----- GIVEN RECORDS -----

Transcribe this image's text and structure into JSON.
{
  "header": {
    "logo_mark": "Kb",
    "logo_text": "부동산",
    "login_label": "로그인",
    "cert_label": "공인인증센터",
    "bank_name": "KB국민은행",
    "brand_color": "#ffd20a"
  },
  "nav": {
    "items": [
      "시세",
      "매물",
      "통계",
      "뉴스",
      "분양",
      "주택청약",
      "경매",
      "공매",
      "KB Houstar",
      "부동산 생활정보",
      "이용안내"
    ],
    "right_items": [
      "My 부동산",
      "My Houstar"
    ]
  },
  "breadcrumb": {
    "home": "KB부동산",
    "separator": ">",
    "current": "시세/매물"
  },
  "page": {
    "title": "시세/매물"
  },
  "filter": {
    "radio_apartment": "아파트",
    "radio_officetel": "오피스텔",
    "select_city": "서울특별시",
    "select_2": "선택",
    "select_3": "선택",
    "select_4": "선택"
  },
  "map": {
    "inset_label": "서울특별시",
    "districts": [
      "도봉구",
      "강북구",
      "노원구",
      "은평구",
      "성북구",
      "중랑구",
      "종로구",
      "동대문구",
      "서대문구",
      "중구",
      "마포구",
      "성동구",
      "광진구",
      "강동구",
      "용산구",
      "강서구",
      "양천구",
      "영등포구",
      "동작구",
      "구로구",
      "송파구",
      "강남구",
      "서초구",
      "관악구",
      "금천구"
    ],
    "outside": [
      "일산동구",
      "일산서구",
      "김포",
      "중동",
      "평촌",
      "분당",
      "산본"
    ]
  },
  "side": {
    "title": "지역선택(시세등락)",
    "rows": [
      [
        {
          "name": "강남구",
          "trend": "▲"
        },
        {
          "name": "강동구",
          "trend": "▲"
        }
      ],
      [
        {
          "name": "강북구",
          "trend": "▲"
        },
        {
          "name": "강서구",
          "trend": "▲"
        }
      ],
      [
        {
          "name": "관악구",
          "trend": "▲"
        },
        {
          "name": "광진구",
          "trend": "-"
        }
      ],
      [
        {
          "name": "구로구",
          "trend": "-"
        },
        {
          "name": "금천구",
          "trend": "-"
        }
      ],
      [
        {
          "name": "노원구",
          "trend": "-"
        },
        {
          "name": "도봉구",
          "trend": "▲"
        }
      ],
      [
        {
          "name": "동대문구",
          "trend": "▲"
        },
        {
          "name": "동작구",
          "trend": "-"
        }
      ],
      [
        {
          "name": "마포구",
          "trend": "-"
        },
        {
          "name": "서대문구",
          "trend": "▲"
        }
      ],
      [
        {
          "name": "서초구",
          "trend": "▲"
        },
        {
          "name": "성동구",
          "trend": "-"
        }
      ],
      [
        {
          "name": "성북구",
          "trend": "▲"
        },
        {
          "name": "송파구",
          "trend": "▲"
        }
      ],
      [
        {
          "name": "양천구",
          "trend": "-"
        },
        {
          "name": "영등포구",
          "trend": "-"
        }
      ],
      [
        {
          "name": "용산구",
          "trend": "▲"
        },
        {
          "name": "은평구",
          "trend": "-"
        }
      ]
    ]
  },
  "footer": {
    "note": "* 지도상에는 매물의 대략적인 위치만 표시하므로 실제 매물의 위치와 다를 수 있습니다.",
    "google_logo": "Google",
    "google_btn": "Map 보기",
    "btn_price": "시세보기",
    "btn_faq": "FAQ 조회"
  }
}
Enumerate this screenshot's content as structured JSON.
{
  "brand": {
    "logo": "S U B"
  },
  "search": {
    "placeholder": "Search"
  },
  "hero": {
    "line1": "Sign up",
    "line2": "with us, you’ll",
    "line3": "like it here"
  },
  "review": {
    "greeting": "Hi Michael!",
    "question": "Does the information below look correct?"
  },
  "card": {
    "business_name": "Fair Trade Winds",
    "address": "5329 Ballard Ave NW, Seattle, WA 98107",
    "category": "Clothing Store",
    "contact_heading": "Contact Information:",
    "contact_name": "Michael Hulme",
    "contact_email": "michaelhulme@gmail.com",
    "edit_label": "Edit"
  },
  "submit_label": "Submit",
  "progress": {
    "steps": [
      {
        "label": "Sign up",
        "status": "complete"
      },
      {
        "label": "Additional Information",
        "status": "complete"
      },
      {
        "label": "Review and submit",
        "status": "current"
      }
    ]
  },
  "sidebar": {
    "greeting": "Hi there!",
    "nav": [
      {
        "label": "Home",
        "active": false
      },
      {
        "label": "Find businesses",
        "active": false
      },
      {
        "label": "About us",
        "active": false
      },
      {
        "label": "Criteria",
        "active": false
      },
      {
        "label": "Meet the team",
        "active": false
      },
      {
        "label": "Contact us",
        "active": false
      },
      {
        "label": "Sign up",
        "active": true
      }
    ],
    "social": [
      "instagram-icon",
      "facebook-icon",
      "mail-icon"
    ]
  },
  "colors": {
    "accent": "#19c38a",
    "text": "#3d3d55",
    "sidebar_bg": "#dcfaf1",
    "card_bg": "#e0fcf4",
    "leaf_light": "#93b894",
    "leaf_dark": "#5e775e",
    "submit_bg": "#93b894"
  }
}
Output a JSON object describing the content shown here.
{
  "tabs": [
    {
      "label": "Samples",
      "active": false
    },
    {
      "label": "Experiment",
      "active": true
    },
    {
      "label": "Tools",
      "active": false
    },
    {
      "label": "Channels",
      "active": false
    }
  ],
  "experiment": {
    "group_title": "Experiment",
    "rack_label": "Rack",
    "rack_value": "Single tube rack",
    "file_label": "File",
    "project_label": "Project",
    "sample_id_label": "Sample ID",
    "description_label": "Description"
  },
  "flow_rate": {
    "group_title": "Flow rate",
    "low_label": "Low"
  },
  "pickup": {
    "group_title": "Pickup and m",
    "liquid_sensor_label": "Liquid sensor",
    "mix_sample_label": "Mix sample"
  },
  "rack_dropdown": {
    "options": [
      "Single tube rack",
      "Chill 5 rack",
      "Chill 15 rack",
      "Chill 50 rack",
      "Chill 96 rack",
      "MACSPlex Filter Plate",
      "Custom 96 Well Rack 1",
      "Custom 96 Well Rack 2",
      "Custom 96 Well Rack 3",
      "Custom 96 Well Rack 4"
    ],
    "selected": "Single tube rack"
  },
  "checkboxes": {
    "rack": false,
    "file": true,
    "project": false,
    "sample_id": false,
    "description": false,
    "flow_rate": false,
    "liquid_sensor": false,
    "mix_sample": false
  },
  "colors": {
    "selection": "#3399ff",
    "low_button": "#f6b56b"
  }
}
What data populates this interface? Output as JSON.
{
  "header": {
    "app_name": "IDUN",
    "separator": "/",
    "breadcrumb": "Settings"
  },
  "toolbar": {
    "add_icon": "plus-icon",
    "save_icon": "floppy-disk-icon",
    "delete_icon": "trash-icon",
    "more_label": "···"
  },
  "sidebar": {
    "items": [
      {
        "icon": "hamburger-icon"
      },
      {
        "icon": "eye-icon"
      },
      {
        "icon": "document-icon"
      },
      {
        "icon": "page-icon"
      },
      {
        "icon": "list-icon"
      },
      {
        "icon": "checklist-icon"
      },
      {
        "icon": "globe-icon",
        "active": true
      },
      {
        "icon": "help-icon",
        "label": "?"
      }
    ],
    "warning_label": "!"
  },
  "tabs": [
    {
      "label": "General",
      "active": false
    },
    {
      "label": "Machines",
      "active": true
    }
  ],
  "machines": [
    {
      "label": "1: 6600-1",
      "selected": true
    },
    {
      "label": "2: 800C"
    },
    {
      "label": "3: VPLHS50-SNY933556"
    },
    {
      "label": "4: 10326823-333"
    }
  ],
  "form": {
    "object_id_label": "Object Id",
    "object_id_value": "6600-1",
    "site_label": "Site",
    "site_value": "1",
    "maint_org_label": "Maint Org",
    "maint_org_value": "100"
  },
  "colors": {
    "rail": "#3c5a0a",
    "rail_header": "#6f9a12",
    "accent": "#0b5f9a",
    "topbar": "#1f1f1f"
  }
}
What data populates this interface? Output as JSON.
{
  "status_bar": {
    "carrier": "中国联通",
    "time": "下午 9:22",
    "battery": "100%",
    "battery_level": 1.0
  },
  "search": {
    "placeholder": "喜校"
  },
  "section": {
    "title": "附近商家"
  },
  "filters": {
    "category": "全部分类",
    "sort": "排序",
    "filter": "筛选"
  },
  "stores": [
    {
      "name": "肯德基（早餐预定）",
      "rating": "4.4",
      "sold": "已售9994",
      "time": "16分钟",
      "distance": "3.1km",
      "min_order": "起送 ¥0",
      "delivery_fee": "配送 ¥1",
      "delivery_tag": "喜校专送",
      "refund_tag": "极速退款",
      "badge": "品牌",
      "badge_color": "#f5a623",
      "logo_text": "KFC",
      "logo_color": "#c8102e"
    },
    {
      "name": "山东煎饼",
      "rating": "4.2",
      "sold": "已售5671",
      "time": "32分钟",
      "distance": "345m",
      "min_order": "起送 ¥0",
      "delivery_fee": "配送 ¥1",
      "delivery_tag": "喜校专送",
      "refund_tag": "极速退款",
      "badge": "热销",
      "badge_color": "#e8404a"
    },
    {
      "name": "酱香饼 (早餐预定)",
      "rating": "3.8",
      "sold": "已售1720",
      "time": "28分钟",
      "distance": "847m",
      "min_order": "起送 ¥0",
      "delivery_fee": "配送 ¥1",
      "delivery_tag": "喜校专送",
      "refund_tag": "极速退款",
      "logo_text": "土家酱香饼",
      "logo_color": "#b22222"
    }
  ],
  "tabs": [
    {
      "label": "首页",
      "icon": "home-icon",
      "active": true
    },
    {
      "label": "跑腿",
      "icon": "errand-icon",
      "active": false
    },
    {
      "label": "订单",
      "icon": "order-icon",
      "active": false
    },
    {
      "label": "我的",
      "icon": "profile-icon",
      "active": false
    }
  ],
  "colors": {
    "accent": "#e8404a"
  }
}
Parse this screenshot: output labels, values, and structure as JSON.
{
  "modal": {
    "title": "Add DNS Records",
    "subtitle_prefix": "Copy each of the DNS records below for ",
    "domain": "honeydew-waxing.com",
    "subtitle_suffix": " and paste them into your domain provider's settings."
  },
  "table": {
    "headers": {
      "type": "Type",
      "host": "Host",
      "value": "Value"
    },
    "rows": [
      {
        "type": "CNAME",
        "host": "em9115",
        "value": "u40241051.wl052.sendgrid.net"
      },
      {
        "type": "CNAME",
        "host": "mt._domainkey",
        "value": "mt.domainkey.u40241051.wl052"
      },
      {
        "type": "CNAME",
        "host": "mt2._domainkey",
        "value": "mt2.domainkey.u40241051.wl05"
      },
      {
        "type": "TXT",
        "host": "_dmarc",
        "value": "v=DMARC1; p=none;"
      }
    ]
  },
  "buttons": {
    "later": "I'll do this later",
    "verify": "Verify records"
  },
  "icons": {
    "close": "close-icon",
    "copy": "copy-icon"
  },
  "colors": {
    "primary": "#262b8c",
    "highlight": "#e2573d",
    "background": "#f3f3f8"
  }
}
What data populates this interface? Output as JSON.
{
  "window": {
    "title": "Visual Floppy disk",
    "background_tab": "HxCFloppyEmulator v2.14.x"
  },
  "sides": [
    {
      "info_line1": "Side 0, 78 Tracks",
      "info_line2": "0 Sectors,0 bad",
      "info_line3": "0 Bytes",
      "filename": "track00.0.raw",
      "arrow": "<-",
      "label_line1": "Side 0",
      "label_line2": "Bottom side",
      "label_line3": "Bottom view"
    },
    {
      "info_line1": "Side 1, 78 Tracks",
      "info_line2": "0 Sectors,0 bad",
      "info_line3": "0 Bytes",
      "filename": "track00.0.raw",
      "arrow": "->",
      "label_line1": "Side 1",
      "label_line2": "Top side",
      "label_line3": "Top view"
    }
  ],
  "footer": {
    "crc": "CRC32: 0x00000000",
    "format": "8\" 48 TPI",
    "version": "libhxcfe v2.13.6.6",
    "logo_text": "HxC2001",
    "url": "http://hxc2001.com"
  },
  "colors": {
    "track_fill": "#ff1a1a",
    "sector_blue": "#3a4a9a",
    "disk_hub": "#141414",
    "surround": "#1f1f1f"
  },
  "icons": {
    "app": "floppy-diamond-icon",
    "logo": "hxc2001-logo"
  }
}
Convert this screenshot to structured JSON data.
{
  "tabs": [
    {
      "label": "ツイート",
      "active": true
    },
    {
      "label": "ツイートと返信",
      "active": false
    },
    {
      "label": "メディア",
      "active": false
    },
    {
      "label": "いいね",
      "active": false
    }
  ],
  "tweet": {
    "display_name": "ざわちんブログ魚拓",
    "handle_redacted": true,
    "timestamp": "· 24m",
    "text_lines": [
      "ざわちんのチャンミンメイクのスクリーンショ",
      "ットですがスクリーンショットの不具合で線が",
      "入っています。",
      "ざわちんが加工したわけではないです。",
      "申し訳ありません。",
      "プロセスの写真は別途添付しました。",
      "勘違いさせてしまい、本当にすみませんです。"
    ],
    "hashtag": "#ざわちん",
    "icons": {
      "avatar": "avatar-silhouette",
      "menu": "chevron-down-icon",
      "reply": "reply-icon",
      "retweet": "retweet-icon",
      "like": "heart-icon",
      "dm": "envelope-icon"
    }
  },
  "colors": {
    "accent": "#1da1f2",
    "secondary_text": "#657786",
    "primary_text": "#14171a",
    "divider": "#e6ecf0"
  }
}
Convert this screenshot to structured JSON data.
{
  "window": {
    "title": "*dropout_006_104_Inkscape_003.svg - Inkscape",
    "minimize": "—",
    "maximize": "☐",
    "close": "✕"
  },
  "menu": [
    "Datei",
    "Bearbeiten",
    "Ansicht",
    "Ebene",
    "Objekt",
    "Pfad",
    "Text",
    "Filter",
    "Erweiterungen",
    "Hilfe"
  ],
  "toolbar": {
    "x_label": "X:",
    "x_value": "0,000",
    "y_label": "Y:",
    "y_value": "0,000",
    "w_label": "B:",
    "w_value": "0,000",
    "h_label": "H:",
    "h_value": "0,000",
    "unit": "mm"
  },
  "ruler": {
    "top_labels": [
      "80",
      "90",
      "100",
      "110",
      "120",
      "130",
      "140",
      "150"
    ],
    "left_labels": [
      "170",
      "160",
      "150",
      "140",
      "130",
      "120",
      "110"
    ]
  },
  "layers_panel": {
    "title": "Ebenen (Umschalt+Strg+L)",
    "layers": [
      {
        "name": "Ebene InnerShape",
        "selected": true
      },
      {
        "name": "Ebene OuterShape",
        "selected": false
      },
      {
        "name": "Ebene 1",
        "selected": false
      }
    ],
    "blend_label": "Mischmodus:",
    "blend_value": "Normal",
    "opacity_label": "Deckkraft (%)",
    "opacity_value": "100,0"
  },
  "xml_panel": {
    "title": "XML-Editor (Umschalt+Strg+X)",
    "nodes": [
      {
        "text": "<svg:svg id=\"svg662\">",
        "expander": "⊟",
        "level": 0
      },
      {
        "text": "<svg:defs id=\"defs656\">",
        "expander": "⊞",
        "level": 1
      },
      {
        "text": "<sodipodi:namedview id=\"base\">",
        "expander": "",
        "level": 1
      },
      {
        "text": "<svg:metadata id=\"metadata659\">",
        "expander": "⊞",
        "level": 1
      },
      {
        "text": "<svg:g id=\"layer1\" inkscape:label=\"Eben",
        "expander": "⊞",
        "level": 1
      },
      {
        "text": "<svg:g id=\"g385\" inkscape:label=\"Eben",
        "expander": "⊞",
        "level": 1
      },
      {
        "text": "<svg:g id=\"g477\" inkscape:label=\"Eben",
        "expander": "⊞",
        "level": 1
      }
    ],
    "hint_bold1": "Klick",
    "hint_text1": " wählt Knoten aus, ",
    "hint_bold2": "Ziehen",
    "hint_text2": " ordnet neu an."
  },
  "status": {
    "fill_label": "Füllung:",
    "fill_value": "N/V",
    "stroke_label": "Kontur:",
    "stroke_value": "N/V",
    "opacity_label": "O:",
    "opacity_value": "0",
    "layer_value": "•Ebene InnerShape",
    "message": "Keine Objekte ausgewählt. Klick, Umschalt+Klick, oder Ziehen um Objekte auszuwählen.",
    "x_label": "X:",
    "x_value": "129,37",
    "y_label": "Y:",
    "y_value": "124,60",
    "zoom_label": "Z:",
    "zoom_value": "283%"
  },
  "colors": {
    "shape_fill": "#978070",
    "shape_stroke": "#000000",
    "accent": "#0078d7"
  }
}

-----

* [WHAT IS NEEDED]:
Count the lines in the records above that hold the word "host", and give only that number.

* [SOLUTION FOR THIS TASK]:
5